If you have anxiety about climate change and the environment, you understand the importance of conserving the planet’s stash of clean H2O. Although this precious liquid goes through an endless cycle, human activity influences how much is available for consumption — and hydration is essential to life. Here’s how states are stepping up to combat the drinking water crisis.
An Overview of the Drinking Water Crisis
If you live in a nation with developed plumbing infrastructure, you might take it for granted that when you get thirsty, you head to the faucet. However, not everyone has the same access to resources. Globally, nearly 1 million people die each year from a lack of clean water and hygiene that proper supplies and sanitation could address.
But the problem is not confined to distant, overseas nations. Many Americans remember sad pictures of school children carrying heavy cases of water home in Flint, MI. Even in wealthy areas, maintaining established systems takes regular work to ensure the stuff flowing from your tap stays safe.
The drinking water crisis echoes other environmental concerns, like air pollution. It’s not that Earth lacks a natural system for converting carbon to oxygen (trees) or recycling water (the water cycle). It’s abusing these resources through overuse and mindless commercial activity that taxes the planet’s ability to bounce back. It’s like asking someone with a broken leg to run a marathon — Mother Earth needs recovery time, just like people.
State-Level Efforts to Increase Drinking Water Quality
However, information can trigger immense anxiety when you only see one part of the picture. As vital as it is to understand the drinking water crisis, it’s equally important to recognize efforts to address it and support them through your voice and vote.
1. State Agencies and Regulations Around Drinking Water Quality
Every state has an agency and established standards to safeguard the drinking water supply. These teams oversee area-wide water use, balancing the needs of industry, agriculture and private households. Supporting politicians with a strong environmental protection record leads to them appointing those who share your concerns to serve.
2. Investments in Infrastructure Upgrades
You know that drinking water has important health benefits, but it’s harder to stay hydrated when the stuff coming from your taps isn’t safe. Infrastructure upgrades replace corroded pipes and provide individual consumers with a reliable supply.
3. Improved Water Treatment Technologies
Technology can address climate change, including the drinking water crisis. Improved rainwater collection and greywater purification systems ensure a reliable supply of water for all uses, including agriculture and industry.
4. Community, Collaboration and Partnerships

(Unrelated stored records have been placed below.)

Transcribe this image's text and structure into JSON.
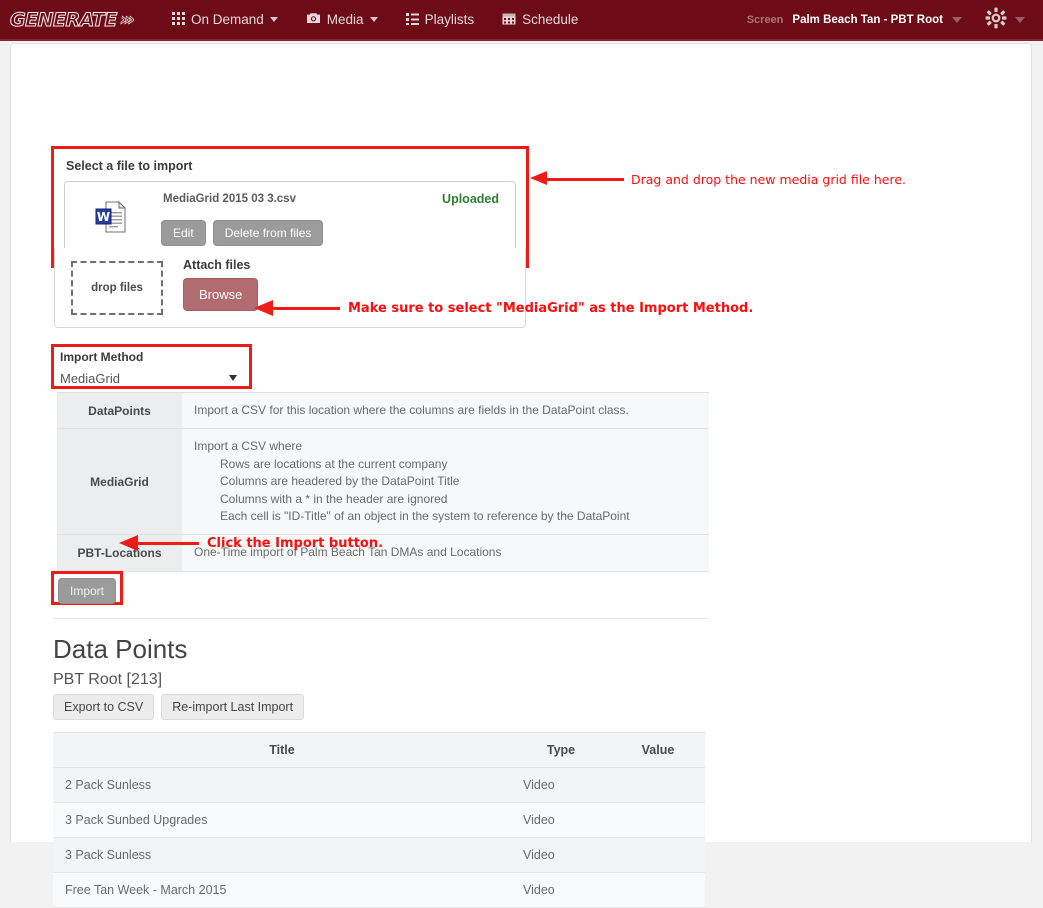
{
  "navbar": {
    "brand": "GENERATE",
    "brand_chevrons": "»›",
    "items": [
      {
        "label": "On Demand",
        "icon": "grid-icon",
        "caret": true
      },
      {
        "label": "Media",
        "icon": "camera-icon",
        "caret": true
      },
      {
        "label": "Playlists",
        "icon": "list-icon",
        "caret": false
      },
      {
        "label": "Schedule",
        "icon": "calendar-icon",
        "caret": false
      }
    ],
    "screen_label": "Screen",
    "screen_value": "Palm Beach Tan - PBT Root",
    "gear_icon": "gear-icon"
  },
  "file_panel": {
    "title": "Select a file to import",
    "file": {
      "name": "MediaGrid 2015 03 3.csv",
      "status": "Uploaded",
      "icon": "word-document-icon",
      "edit_label": "Edit",
      "delete_label": "Delete from files"
    },
    "attach": {
      "dropzone_label": "drop files",
      "attach_label": "Attach files",
      "browse_label": "Browse"
    }
  },
  "import_method": {
    "label": "Import Method",
    "selected": "MediaGrid",
    "options": [
      "DataPoints",
      "MediaGrid",
      "PBT-Locations"
    ]
  },
  "method_descriptions": [
    {
      "name": "DataPoints",
      "lines": [
        "Import a CSV for this location where the columns are fields in the DataPoint class."
      ],
      "indented": []
    },
    {
      "name": "MediaGrid",
      "lines": [
        "Import a CSV where"
      ],
      "indented": [
        "Rows are locations at the current company",
        "Columns are headered by the DataPoint Title",
        "Columns with a * in the header are ignored",
        "Each cell is \"ID-Title\" of an object in the system to reference by the DataPoint"
      ]
    },
    {
      "name": "PBT-Locations",
      "lines": [
        "One-Time import of Palm Beach Tan DMAs and Locations"
      ],
      "indented": []
    }
  ],
  "import_button": {
    "label": "Import"
  },
  "data_points": {
    "title": "Data Points",
    "subtitle": "PBT Root [213]",
    "export_label": "Export to CSV",
    "reimport_label": "Re-import Last Import",
    "columns": [
      "Title",
      "Type",
      "Value"
    ],
    "rows": [
      {
        "title": "2 Pack Sunless",
        "type": "Video",
        "value": ""
      },
      {
        "title": "3 Pack Sunbed Upgrades",
        "type": "Video",
        "value": ""
      },
      {
        "title": "3 Pack Sunless",
        "type": "Video",
        "value": ""
      },
      {
        "title": "Free Tan Week - March 2015",
        "type": "Video",
        "value": ""
      }
    ]
  },
  "annotations": [
    {
      "text": "Drag and drop the new media grid file here."
    },
    {
      "text": "Make sure to select \"MediaGrid\" as the Import Method."
    },
    {
      "text": "Click the Import button."
    }
  ],
  "colors": {
    "navbar": "#6d0b17",
    "annotation_red": "#fd0d0d",
    "highlight_red": "#ee1c17",
    "uploaded_green": "#2f7d32",
    "browse_button": "#b26b6f"
  }
}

Addressing the water crisis means uniting various sectors. For example, the agricultural industry can assist by following the principles of limited soil disturbance and keeping living roots in the soil to facilitate the water cycle. Construction contractors can espouse leadership in energy and environmental design (LEED) principles for water conservation, using low-flow devices and integrating improved technologies into their blueprints and builds.
Case Studies of State Strategies
Now that you understand how states are combatting the drinking water crisis in theory, it’s time to get down to the nitty-gritty. Let’s examine three case studies of states impacted more than others by the problem and the actions they are taking to solve it.
California’s huge population makes it a microcosm of climate change impacts in many ways, including the drinking water crisis. Despite being the world’s fifth-largest economy, nearly 1 million people lack access to safe, affordable drinking water, particularly in low-income communities. The state has also endured decades of drought.
Moisture in the air increases as temperatures rise, causing more severe storms when they occur. However, California plans to take advantage of this shift by recharging groundwater from these deluges. The process entails constructing wells that feed into underground aquifers for storage.
The state is also taking stronger environmental measures across the board and encourages business leaders to do so. For example, many restaurants, from local favorites to large national chains, have implemented sustainable practices like changing their packaging and bringing water only upon request.
The Flint, MI, drinking water crisis was severe enough to garner national attention nine years ago. However, it hasn’t made any recent headlines — what’s happening?
A lot. The city has replaced all but 3% of the old lead service lines that led to the crisis as part of a 2017 settlement. They’ve spent millions of dollars on new copper pipes, a new chemical feed building and reservoir renovations. The remaining work entails private property owners who have yet to give consent for the necessary upgrades.
The toughest thing about the Flint, MI, drinking water crisis today may be changing public attitudes. Many residents still express hesitation — which is one example of why staying on top of what officials are doing to address shared problems is so vital. Business leaders again assist in re-education efforts, which can be as simple as using the city’s water supply to make everything from cider to iced tea.
States Stepping up to the Drinking Water Crisis
It’s easy to get carried away by frightening headlines that tell about urgent problems. However, it’s equally vital to investigate further and learn what people are doing to address these issues. Doing so can calm your fears and provide insight into the best ways you can help, as taking action is a fabulous way to alleviate anxiety.
Consider these examples of states stepping up to address the drinking water crisis. What are the most urgent environmental issues where you live, and how can you do your part?